- Plan and lead activities, purposeful play opportunities and educational programmes which include the learning and development areas of current early education curriculum requirements.
- Ensure plans fully reflect the stage of development, individual needs and circumstances of children and providing consistent care and responding quickly to the needs of the child.
- Provide learning experiences, environments and opportunities appropriate to the age, stage and needs of individual and groups of children.
- Encourage children’s participation, ensuring a balance between adult-led and child-initiated activities.
- Engage in effective strategies to develop and extend children’s learning and thinking, including sustained shared thinking.
- Support and promote children’s speech, language and communication development.
- Support children’s group learning and socialisation.
- Model and promote positive behaviours expected of children such as turn taking and keep reactions and emotions proportionate.
- Support children to manage their own behaviour in relation to others.
- Plan and provide activities to meet additional needs, working in partnership with parents and/or carers and other professionals, where appropriate.

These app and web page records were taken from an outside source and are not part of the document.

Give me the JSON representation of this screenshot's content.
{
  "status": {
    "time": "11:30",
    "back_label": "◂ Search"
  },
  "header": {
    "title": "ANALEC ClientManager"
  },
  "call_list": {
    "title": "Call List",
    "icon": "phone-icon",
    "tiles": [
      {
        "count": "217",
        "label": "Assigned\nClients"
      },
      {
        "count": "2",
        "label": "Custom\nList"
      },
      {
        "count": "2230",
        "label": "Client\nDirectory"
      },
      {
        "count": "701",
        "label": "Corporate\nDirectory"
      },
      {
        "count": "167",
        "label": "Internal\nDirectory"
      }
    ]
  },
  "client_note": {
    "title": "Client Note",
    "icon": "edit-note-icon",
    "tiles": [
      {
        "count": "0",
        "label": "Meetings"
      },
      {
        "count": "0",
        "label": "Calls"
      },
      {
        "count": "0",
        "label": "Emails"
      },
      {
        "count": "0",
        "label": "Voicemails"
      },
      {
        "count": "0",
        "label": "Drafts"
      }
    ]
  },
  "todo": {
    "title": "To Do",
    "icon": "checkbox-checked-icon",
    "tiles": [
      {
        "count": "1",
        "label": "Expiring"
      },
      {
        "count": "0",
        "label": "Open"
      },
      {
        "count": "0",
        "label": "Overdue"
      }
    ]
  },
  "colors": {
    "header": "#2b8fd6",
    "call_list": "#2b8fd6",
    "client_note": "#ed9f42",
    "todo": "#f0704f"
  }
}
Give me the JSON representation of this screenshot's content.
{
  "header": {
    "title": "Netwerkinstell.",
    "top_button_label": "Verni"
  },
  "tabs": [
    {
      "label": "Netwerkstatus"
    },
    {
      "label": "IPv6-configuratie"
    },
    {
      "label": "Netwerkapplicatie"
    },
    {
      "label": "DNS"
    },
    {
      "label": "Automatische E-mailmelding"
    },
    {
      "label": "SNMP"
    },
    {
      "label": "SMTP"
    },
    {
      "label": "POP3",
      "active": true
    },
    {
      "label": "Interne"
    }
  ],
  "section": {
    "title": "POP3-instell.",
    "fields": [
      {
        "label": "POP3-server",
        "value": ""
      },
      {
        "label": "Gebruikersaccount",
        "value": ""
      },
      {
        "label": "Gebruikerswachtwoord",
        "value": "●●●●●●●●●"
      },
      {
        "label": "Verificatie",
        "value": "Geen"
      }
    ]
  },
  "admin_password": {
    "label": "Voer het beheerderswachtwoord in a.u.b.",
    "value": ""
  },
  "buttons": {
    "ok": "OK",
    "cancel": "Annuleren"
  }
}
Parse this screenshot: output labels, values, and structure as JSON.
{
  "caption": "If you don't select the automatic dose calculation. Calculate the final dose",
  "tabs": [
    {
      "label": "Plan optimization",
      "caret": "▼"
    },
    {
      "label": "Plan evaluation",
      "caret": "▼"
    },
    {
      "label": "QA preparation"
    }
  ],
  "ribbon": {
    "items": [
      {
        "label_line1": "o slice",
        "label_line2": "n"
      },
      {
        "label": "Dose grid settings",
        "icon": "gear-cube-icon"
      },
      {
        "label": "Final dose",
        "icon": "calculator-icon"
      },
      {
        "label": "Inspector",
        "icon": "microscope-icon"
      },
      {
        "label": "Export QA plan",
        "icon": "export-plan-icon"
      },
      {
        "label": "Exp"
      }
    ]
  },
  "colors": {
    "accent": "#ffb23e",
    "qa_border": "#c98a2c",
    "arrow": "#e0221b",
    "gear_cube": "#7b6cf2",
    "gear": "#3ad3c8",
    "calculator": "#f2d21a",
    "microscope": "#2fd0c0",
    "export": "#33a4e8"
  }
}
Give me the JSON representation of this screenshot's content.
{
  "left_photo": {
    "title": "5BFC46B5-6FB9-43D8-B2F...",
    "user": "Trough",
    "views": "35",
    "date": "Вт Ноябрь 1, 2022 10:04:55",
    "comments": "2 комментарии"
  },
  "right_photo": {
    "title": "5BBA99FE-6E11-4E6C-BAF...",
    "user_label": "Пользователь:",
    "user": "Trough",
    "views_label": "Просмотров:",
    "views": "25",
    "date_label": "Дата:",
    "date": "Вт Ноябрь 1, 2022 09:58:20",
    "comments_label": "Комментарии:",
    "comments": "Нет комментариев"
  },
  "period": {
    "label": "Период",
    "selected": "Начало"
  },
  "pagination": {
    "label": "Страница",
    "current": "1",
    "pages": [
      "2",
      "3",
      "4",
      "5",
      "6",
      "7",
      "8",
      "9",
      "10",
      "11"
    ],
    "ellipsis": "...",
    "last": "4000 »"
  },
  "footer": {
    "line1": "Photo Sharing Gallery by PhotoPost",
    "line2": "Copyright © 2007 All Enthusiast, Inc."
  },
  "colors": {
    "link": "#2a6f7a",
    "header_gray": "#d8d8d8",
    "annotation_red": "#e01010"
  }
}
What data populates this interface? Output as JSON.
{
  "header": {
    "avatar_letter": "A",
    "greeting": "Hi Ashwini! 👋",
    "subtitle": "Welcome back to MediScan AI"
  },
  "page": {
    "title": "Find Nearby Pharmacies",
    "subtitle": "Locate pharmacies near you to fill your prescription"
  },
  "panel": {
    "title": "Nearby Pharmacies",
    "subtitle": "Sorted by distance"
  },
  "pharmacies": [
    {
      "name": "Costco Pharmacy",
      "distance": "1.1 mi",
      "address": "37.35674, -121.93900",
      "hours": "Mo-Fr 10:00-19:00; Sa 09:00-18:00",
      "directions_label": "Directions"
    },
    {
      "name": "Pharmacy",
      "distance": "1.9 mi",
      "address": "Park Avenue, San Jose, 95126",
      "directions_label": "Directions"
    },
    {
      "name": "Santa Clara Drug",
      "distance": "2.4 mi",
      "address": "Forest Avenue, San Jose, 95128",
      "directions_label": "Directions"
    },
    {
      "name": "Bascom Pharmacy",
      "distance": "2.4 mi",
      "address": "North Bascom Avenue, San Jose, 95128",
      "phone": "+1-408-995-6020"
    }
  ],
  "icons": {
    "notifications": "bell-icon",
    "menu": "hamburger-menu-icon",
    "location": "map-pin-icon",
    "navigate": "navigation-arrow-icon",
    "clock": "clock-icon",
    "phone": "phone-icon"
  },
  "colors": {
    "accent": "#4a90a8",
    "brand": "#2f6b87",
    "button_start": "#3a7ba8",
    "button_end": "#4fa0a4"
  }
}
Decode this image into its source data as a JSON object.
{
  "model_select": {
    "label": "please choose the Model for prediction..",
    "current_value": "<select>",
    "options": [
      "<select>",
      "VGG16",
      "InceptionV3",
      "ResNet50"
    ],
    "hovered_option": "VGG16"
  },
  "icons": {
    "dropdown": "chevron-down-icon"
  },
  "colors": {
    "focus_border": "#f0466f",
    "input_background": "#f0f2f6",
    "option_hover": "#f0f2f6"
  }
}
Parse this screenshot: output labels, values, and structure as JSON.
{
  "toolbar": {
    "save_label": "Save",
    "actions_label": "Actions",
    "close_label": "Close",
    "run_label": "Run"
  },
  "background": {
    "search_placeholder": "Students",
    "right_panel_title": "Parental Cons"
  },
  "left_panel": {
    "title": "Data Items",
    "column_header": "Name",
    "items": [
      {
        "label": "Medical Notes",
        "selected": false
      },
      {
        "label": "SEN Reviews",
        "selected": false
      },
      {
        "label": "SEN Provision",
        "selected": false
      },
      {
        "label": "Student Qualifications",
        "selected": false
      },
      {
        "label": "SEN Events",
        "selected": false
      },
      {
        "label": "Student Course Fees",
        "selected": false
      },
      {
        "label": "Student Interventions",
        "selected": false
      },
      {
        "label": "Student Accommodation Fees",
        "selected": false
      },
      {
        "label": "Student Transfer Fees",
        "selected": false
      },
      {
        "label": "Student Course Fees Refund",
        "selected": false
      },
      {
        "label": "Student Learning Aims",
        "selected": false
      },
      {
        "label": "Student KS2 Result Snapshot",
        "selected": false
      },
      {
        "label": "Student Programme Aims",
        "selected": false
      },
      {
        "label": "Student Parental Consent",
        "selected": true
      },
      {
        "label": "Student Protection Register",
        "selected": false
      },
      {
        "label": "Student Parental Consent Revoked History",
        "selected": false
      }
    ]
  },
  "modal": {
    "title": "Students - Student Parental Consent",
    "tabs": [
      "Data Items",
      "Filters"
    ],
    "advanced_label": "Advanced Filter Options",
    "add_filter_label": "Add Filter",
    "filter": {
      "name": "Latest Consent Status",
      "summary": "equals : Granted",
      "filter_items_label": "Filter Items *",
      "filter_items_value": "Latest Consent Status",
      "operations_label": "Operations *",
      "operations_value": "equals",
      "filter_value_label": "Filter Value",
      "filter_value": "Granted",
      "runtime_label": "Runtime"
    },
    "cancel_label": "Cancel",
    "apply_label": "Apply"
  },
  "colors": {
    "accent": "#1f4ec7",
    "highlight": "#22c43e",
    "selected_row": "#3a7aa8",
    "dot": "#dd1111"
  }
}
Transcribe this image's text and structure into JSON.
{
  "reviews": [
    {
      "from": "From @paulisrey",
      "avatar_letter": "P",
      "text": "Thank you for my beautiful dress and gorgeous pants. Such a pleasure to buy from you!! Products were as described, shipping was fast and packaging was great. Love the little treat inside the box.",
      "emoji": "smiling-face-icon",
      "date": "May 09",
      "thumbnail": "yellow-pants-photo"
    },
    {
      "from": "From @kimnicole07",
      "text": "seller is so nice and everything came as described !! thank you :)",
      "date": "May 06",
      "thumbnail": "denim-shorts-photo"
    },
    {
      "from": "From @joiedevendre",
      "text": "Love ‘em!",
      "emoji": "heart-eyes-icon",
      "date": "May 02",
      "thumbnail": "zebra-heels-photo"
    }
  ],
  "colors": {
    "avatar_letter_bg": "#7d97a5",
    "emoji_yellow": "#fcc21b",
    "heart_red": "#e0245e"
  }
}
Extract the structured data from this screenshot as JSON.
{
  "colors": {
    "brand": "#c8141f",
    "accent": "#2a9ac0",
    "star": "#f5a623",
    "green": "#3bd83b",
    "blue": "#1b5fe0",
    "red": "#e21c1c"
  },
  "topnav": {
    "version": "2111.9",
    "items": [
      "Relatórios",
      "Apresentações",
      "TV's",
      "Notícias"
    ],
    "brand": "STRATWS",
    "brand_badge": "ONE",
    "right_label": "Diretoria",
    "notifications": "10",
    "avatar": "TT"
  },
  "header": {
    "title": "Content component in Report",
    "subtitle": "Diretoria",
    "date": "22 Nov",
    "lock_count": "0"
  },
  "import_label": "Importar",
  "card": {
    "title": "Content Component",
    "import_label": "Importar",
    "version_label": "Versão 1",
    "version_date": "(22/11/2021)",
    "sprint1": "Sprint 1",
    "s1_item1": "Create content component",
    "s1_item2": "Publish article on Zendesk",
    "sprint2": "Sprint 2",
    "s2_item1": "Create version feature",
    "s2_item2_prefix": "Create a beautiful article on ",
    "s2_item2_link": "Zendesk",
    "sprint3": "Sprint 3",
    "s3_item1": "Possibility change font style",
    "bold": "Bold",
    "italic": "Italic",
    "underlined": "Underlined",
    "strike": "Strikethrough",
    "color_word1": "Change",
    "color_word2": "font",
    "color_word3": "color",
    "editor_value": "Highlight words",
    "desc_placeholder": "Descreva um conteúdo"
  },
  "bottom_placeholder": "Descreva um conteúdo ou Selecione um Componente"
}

- Carry out and record observational assessment accurately.
- Identify the needs, interests and stages of development of individual children.
- Make use of formative and summative assessment, tracking children’s progress to plan next steps and shape learning opportunities.
- Discuss children’s progress and plan next stages in their learning with the key person, colleagues, parents and/or carers.
- Communicate effectively in English in writing and verbally. For example, in the recording of administration of medicine, completing children’s observational assessments and communicating with parents and other professionals.
- Engage in continuing professional development and reflective practice to improve own skills, practice, and subject knowledge (for example, in English, mathematics, music, history, or modern foreign languages).
- Plan and carry out physical care routines suitable to the age, stage and needs of the child.
- Promote healthy lifestyles for example by encouraging babies and young children to consume healthy and balanced meals, snacks and drinks appropriate for their age and be physically active through planned and spontaneous activity through the day.
- Undertake tasks to ensure the prevention and control of infection for example hand washing, food preparation and hygiene, dealing with spillages safely, safe disposal of waste and using correct personal protective equipment.
- Carry out risk assessment and risk management in line with policies and procedures.
- Maintain accurate and coherent records and reports and share information, only when appropriate, to ensure the needs of all children are met, such as emotional, physical, psychological and cultural.
- Identify and act upon own responsibilities in relation to health and safety, security, confidentiality of information, safeguarding and promoting the welfare of children.
- Work co-operatively with colleagues and other professionals to meet the needs of babies and children and enable them to progress.
- Work in partnership with parents and/or carers to help them recognise and value the significant contributions they make to the child’s health, well-being, learning and development.
- Encourage parents and/or carers to take an active role in the child’s play, learning and development.
- Care and compassion
- Being team-focused
- Honesty, trust and integrity
- Positive work ethic
- Work in a non- discriminatory way
- Take fundamental British values into account in working practice
Additional Qualifications Gained
- NCFE Diploma for the Early Years Workforce (Early Years Educator) (Level 3)
- Award in Paediatric First Aid (RQF) (Level 3) or Award in Emergency Paediatric First Aid (RQF) (Level 3)
- CYPD Mental Health, Infection Control and Autism
Apprentices will complete an End Point Assessment, which will assess each of the knowledge, skills and behaviours detailed above.
Assessment consists of two elements:
- Knowledge Test
- Portfolio based professional discussion